Start of Input data

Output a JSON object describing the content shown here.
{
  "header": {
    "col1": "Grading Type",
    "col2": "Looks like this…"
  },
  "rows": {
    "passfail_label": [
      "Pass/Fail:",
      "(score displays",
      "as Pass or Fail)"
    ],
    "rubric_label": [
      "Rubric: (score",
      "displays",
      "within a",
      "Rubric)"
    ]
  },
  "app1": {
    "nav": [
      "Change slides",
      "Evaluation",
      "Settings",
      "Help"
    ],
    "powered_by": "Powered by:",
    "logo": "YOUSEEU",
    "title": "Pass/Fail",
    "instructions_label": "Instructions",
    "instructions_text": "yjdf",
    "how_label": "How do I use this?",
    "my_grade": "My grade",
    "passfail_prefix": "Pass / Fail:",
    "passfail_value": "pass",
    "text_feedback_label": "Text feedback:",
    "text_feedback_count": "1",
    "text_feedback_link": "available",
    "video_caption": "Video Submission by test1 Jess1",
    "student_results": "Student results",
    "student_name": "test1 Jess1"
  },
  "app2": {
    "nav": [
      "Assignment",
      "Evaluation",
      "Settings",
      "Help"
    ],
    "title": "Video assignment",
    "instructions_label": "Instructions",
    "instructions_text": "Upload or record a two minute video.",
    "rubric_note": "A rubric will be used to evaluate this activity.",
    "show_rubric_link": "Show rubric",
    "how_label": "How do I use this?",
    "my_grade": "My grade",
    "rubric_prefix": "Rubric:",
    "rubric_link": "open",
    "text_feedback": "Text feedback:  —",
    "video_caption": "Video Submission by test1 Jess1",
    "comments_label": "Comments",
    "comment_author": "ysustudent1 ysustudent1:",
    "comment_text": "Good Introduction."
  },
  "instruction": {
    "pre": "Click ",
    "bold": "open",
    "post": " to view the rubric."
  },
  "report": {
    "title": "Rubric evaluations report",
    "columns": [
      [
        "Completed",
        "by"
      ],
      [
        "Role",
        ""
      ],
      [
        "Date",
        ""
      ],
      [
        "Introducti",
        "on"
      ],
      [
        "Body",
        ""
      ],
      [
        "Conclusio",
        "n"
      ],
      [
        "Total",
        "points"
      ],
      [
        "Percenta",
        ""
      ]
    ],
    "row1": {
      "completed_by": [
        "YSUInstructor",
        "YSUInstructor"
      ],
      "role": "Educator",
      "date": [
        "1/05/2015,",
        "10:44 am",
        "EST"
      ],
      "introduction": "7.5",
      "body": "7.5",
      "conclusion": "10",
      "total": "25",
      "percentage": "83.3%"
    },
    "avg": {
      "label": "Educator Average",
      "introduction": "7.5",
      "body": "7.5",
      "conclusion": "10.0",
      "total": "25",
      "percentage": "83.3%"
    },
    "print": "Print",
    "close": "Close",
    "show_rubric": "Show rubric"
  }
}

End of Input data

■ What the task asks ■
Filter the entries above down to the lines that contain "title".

■ Output below ■
    "title": "Pass/Fail",
    "title": "Video assignment",
    "title": "Rubric evaluations report",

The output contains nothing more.